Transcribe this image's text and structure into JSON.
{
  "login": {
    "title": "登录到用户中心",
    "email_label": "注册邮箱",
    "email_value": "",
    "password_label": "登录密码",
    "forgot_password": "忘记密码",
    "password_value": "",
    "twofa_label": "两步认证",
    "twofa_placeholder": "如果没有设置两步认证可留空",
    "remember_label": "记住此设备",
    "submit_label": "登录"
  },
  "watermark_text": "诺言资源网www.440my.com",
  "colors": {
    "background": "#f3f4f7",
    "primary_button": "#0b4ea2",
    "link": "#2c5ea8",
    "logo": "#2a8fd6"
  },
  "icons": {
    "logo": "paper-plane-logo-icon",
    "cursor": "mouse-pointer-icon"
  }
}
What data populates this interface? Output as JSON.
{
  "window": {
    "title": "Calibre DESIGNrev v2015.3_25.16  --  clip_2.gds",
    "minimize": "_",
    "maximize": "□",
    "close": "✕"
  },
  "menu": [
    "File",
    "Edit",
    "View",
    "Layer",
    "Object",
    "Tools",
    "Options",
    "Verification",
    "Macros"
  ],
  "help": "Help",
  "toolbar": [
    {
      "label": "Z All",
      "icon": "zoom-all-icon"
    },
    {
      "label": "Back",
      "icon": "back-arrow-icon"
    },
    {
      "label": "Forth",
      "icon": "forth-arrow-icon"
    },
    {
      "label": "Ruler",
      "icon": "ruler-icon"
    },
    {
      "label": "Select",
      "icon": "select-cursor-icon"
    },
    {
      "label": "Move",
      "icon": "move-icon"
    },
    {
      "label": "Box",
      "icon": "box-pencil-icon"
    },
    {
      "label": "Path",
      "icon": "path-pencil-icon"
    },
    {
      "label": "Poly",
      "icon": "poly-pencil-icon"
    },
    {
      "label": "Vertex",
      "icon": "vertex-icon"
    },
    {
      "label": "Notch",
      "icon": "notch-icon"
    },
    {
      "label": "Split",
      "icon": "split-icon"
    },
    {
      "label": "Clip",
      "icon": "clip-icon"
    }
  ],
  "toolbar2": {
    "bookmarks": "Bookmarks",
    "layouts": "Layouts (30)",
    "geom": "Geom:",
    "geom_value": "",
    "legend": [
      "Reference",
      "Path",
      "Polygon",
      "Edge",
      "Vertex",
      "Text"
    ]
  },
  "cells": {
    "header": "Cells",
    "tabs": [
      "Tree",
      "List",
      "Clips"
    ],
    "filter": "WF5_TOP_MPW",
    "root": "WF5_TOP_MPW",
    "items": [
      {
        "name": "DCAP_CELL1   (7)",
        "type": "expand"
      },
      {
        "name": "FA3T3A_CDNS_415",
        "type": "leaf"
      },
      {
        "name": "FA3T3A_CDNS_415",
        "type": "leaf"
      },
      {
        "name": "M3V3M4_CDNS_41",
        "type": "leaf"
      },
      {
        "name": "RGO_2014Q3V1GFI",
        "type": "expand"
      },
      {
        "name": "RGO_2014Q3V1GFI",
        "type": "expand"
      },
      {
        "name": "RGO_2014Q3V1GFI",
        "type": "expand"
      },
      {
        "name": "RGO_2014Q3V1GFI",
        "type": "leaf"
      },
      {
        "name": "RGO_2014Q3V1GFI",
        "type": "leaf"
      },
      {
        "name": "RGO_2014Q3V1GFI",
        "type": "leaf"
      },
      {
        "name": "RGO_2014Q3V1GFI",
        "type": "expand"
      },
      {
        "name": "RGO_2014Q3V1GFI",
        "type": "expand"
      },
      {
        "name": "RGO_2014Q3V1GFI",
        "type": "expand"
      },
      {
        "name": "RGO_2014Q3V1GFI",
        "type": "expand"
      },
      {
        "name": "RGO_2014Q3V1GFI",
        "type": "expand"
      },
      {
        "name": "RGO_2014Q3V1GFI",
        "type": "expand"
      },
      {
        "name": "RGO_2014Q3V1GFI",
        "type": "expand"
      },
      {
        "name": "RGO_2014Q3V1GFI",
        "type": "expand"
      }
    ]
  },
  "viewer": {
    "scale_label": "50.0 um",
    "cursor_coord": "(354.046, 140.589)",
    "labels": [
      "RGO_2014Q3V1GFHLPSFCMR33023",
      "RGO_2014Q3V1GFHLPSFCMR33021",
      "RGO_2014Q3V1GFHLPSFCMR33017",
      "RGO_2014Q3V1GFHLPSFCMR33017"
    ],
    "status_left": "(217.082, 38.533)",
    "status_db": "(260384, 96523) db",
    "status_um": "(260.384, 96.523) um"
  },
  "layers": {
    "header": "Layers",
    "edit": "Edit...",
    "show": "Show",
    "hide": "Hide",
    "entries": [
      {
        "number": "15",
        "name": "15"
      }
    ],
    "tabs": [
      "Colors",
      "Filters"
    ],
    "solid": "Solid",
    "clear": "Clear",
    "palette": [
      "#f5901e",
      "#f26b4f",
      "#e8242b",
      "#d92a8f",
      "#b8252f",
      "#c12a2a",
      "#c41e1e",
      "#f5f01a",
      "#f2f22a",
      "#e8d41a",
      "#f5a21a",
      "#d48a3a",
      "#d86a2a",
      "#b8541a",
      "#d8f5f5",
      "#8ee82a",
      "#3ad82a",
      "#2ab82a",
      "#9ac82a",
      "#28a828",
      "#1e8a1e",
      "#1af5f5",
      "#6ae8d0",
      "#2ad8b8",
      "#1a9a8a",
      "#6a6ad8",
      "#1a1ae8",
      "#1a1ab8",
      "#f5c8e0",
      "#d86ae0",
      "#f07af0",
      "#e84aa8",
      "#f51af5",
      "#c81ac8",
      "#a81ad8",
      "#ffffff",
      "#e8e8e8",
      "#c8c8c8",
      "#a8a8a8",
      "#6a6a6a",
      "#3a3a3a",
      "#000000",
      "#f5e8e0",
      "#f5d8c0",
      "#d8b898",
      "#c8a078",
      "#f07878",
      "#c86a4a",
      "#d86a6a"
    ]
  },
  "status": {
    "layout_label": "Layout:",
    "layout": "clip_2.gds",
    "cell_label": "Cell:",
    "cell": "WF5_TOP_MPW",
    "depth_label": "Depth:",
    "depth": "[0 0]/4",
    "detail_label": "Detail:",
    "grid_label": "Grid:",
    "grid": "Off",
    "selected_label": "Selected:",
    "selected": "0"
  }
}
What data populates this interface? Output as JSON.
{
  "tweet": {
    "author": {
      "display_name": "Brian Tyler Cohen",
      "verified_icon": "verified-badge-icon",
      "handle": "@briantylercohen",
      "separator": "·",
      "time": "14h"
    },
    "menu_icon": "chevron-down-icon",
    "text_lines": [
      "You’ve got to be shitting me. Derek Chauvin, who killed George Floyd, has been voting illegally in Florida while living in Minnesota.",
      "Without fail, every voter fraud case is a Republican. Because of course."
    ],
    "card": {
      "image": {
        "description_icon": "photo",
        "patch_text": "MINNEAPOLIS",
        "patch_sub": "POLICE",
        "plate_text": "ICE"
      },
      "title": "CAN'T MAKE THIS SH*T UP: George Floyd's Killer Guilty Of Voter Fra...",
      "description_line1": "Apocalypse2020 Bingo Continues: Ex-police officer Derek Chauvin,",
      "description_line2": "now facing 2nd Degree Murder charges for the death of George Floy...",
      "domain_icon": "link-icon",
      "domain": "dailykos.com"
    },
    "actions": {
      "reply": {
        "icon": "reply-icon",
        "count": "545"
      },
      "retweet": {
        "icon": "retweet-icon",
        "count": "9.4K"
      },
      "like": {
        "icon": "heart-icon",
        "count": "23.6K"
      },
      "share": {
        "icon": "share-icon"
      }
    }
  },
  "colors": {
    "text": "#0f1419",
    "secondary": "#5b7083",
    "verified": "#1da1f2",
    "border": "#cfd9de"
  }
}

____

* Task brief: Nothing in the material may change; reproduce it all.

* Expected answer:
Transcribe this image's text and structure into JSON.
{
  "login": {
    "title": "登录到用户中心",
    "email_label": "注册邮箱",
    "email_value": "",
    "password_label": "登录密码",
    "forgot_password": "忘记密码",
    "password_value": "",
    "twofa_label": "两步认证",
    "twofa_placeholder": "如果没有设置两步认证可留空",
    "remember_label": "记住此设备",
    "submit_label": "登录"
  },
  "watermark_text": "诺言资源网www.440my.com",
  "colors": {
    "background": "#f3f4f7",
    "primary_button": "#0b4ea2",
    "link": "#2c5ea8",
    "logo": "#2a8fd6"
  },
  "icons": {
    "logo": "paper-plane-logo-icon",
    "cursor": "mouse-pointer-icon"
  }
}
What data populates this interface? Output as JSON.
{
  "window": {
    "title": "Calibre DESIGNrev v2015.3_25.16  --  clip_2.gds",
    "minimize": "_",
    "maximize": "□",
    "close": "✕"
  },
  "menu": [
    "File",
    "Edit",
    "View",
    "Layer",
    "Object",
    "Tools",
    "Options",
    "Verification",
    "Macros"
  ],
  "help": "Help",
  "toolbar": [
    {
      "label": "Z All",
      "icon": "zoom-all-icon"
    },
    {
      "label": "Back",
      "icon": "back-arrow-icon"
    },
    {
      "label": "Forth",
      "icon": "forth-arrow-icon"
    },
    {
      "label": "Ruler",
      "icon": "ruler-icon"
    },
    {
      "label": "Select",
      "icon": "select-cursor-icon"
    },
    {
      "label": "Move",
      "icon": "move-icon"
    },
    {
      "label": "Box",
      "icon": "box-pencil-icon"
    },
    {
      "label": "Path",
      "icon": "path-pencil-icon"
    },
    {
      "label": "Poly",
      "icon": "poly-pencil-icon"
    },
    {
      "label": "Vertex",
      "icon": "vertex-icon"
    },
    {
      "label": "Notch",
      "icon": "notch-icon"
    },
    {
      "label": "Split",
      "icon": "split-icon"
    },
    {
      "label": "Clip",
      "icon": "clip-icon"
    }
  ],
  "toolbar2": {
    "bookmarks": "Bookmarks",
    "layouts": "Layouts (30)",
    "geom": "Geom:",
    "geom_value": "",
    "legend": [
      "Reference",
      "Path",
      "Polygon",
      "Edge",
      "Vertex",
      "Text"
    ]
  },
  "cells": {
    "header": "Cells",
    "tabs": [
      "Tree",
      "List",
      "Clips"
    ],
    "filter": "WF5_TOP_MPW",
    "root": "WF5_TOP_MPW",
    "items": [
      {
        "name": "DCAP_CELL1   (7)",
        "type": "expand"
      },
      {
        "name": "FA3T3A_CDNS_415",
        "type": "leaf"
      },
      {
        "name": "FA3T3A_CDNS_415",
        "type": "leaf"
      },
      {
        "name": "M3V3M4_CDNS_41",
        "type": "leaf"
      },
      {
        "name": "RGO_2014Q3V1GFI",
        "type": "expand"
      },
      {
        "name": "RGO_2014Q3V1GFI",
        "type": "expand"
      },
      {
        "name": "RGO_2014Q3V1GFI",
        "type": "expand"
      },
      {
        "name": "RGO_2014Q3V1GFI",
        "type": "leaf"
      },
      {
        "name": "RGO_2014Q3V1GFI",
        "type": "leaf"
      },
      {
        "name": "RGO_2014Q3V1GFI",
        "type": "leaf"
      },
      {
        "name": "RGO_2014Q3V1GFI",
        "type": "expand"
      },
      {
        "name": "RGO_2014Q3V1GFI",
        "type": "expand"
      },
      {
        "name": "RGO_2014Q3V1GFI",
        "type": "expand"
      },
      {
        "name": "RGO_2014Q3V1GFI",
        "type": "expand"
      },
      {
        "name": "RGO_2014Q3V1GFI",
        "type": "expand"
      },
      {
        "name": "RGO_2014Q3V1GFI",
        "type": "expand"
      },
      {
        "name": "RGO_2014Q3V1GFI",
        "type": "expand"
      },
      {
        "name": "RGO_2014Q3V1GFI",
        "type": "expand"
      }
    ]
  },
  "viewer": {
    "scale_label": "50.0 um",
    "cursor_coord": "(354.046, 140.589)",
    "labels": [
      "RGO_2014Q3V1GFHLPSFCMR33023",
      "RGO_2014Q3V1GFHLPSFCMR33021",
      "RGO_2014Q3V1GFHLPSFCMR33017",
      "RGO_2014Q3V1GFHLPSFCMR33017"
    ],
    "status_left": "(217.082, 38.533)",
    "status_db": "(260384, 96523) db",
    "status_um": "(260.384, 96.523) um"
  },
  "layers": {
    "header": "Layers",
    "edit": "Edit...",
    "show": "Show",
    "hide": "Hide",
    "entries": [
      {
        "number": "15",
        "name": "15"
      }
    ],
    "tabs": [
      "Colors",
      "Filters"
    ],
    "solid": "Solid",
    "clear": "Clear",
    "palette": [
      "#f5901e",
      "#f26b4f",
      "#e8242b",
      "#d92a8f",
      "#b8252f",
      "#c12a2a",
      "#c41e1e",
      "#f5f01a",
      "#f2f22a",
      "#e8d41a",
      "#f5a21a",
      "#d48a3a",
      "#d86a2a",
      "#b8541a",
      "#d8f5f5",
      "#8ee82a",
      "#3ad82a",
      "#2ab82a",
      "#9ac82a",
      "#28a828",
      "#1e8a1e",
      "#1af5f5",
      "#6ae8d0",
      "#2ad8b8",
      "#1a9a8a",
      "#6a6ad8",
      "#1a1ae8",
      "#1a1ab8",
      "#f5c8e0",
      "#d86ae0",
      "#f07af0",
      "#e84aa8",
      "#f51af5",
      "#c81ac8",
      "#a81ad8",
      "#ffffff",
      "#e8e8e8",
      "#c8c8c8",
      "#a8a8a8",
      "#6a6a6a",
      "#3a3a3a",
      "#000000",
      "#f5e8e0",
      "#f5d8c0",
      "#d8b898",
      "#c8a078",
      "#f07878",
      "#c86a4a",
      "#d86a6a"
    ]
  },
  "status": {
    "layout_label": "Layout:",
    "layout": "clip_2.gds",
    "cell_label": "Cell:",
    "cell": "WF5_TOP_MPW",
    "depth_label": "Depth:",
    "depth": "[0 0]/4",
    "detail_label": "Detail:",
    "grid_label": "Grid:",
    "grid": "Off",
    "selected_label": "Selected:",
    "selected": "0"
  }
}
What data populates this interface? Output as JSON.
{
  "tweet": {
    "author": {
      "display_name": "Brian Tyler Cohen",
      "verified_icon": "verified-badge-icon",
      "handle": "@briantylercohen",
      "separator": "·",
      "time": "14h"
    },
    "menu_icon": "chevron-down-icon",
    "text_lines": [
      "You’ve got to be shitting me. Derek Chauvin, who killed George Floyd, has been voting illegally in Florida while living in Minnesota.",
      "Without fail, every voter fraud case is a Republican. Because of course."
    ],
    "card": {
      "image": {
        "description_icon": "photo",
        "patch_text": "MINNEAPOLIS",
        "patch_sub": "POLICE",
        "plate_text": "ICE"
      },
      "title": "CAN'T MAKE THIS SH*T UP: George Floyd's Killer Guilty Of Voter Fra...",
      "description_line1": "Apocalypse2020 Bingo Continues: Ex-police officer Derek Chauvin,",
      "description_line2": "now facing 2nd Degree Murder charges for the death of George Floy...",
      "domain_icon": "link-icon",
      "domain": "dailykos.com"
    },
    "actions": {
      "reply": {
        "icon": "reply-icon",
        "count": "545"
      },
      "retweet": {
        "icon": "retweet-icon",
        "count": "9.4K"
      },
      "like": {
        "icon": "heart-icon",
        "count": "23.6K"
      },
      "share": {
        "icon": "share-icon"
      }
    }
  },
  "colors": {
    "text": "#0f1419",
    "secondary": "#5b7083",
    "verified": "#1da1f2",
    "border": "#cfd9de"
  }
}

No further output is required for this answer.